The New Orleans Hornets have agreed in principle to a trade that will send center Tyson Chandler to the Charlotte Bobcats for Emeka Okafor, signaling an unexpected shift in thinking that suggests New Orleans does plan to try to keep up with the contenders and spenders in the Western Conference.
NBA front-office sources told ESPN.com that the deal was nearly consummated Friday and that talks had advanced to the point that the swap is on course to be submitted to the league office for approval Tuesday, barring any unforeseen snags.
Just days after star guard Chris Paul wondered aloud about the team's relative inactivity this offseason at the NBA's annual summer league in Las Vegas -- "I'm not sure if we're going to make any moves," Paul told ESPN.com's J.A. Adande -- New Orleans stunned numerous league observers by moving ahead with a deal that will bring them limited savings next season and force them to take on three extra years of eight-figure salary commitments to Okafor.
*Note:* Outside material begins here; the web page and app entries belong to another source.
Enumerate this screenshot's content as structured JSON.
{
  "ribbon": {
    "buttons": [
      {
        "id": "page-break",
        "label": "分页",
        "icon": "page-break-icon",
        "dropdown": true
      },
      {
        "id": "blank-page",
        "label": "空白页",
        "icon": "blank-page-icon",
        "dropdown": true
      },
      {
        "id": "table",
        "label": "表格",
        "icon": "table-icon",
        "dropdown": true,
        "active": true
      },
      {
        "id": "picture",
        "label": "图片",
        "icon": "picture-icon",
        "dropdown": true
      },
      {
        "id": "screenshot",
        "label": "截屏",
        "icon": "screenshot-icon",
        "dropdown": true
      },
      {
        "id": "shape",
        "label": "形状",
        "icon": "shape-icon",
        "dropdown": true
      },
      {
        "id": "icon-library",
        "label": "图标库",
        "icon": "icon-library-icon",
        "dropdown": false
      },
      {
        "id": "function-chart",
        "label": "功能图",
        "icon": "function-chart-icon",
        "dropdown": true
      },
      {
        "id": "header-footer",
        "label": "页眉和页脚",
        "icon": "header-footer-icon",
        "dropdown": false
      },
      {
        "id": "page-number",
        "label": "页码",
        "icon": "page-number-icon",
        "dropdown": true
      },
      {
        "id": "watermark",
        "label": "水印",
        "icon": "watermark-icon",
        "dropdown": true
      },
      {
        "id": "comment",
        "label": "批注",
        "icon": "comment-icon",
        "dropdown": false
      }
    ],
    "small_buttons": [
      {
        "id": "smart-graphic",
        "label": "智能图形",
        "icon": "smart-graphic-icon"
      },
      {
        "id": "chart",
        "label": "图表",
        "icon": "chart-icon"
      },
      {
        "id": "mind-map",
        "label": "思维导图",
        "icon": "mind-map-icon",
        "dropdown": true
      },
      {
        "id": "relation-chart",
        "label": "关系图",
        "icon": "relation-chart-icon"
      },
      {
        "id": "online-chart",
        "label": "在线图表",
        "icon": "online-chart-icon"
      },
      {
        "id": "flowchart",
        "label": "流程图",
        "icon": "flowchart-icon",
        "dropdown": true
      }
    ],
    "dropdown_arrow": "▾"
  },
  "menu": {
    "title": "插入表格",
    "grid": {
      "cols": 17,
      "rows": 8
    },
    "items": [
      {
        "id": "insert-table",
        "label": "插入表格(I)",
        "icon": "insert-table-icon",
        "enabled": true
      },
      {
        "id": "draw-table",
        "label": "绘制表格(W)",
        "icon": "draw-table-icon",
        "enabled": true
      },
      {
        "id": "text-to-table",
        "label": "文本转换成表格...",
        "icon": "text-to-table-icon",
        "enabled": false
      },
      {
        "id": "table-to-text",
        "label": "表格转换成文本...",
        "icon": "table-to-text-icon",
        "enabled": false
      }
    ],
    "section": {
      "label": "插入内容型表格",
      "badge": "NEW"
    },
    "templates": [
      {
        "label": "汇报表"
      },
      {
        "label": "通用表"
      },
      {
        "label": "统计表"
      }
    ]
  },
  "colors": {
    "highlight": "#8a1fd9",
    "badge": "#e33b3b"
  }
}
That represents a striking departure from the Hornets' recent cost-conscious efforts to move Chander.
The Hornets initially dealt Chandler to Oklahoma City days before the league's annual trading deadline in February for the then-expiring contracts of Chris Wilcox and Joe Smith, only for the Thunder to rescind the trade 24 hours later because of concerns about Chandler's long-standing toe problems.
The widespread belief around the league at the time and then during New Orleans' subsequent discussions with Phoenix about swapping Chandler for the expiring contract of Ben Wallace -- which Phoenix has since bought out -- held that New Orleans was only interested in shedding Chandler's contract in exchange for an expiring deal to create payroll relief.
Swapping Chandler (due to earn $11.7 next season) for Okafor ($10.6 million) will save the Hornets just over $1 million next season and cost them an extra $40-plus million over the final three years of Okafor's deal if the 26-year-old exercises his $14.5 million option for the 2013-14 season. Chandler has just one year left on his contract after this season at $12.6 million.
Although Chandler was a favorite of Paul's for his ability to run the floor and finish lobs, making a so-called "basketball trade" as opposed to a salary dump will come as a welcome surprise to Hornets fans and will undoubtedly be interpreted as a message from management to their point guard that it is intent on keeping a quality team around him.
Initial indications Monday were that no other players will be added to the deal. Sources with knowledge of the talks said this proposal featuring Chandler and Okafor as the main components has been pursued since late last week.
The Bobcats would be giving up their first-ever draft pick and the only starting center in franchise history for Chandler, who was restricted to just 45 games last season because of myriad foot injuries. Okafor averaged 13.2 points, 10.6 rebounds and 1.7 blocks last season in the first year of a new six-year, $72 million deal with the Bobcats.
Chandler averaged 8.8 points, 8.7 rebounds and 1.2 blocks per game last season. It remains to be seen whether Charlotte wanted him because coach Larry Brown, who has at times struggled to mask his frustrations with Okafor's offensive limitations, craves the mobility and athleticism Chandler can supply when he's healthy.
Another possibility, given the uncertainty surrounding Chandler's health after Oklahoma City rescinded the February trade, is that the move is financially motivated on the Bobcats' side. Reducing the team's long-term salary obligations would likely only enhance owner Bob Johnson's stated intention to sell the team.
Provided there are no complications with Chandler's physical in Charlotte, his arrival and Okafor's exit will leave swingman Gerald Wallace as the only holdover from the Bobcats' original roster in 2004-05. Okafor stands to be the fourth of Charlotte's seven lottery picks to leave town, joining Sean May (waived), Adam Morrison (traded last season to the Los Angeles Lakers) and Brandan Wright (traded to Golden State on draft day in 2007).
Marc Stein is the senior NBA writer for ESPN.com.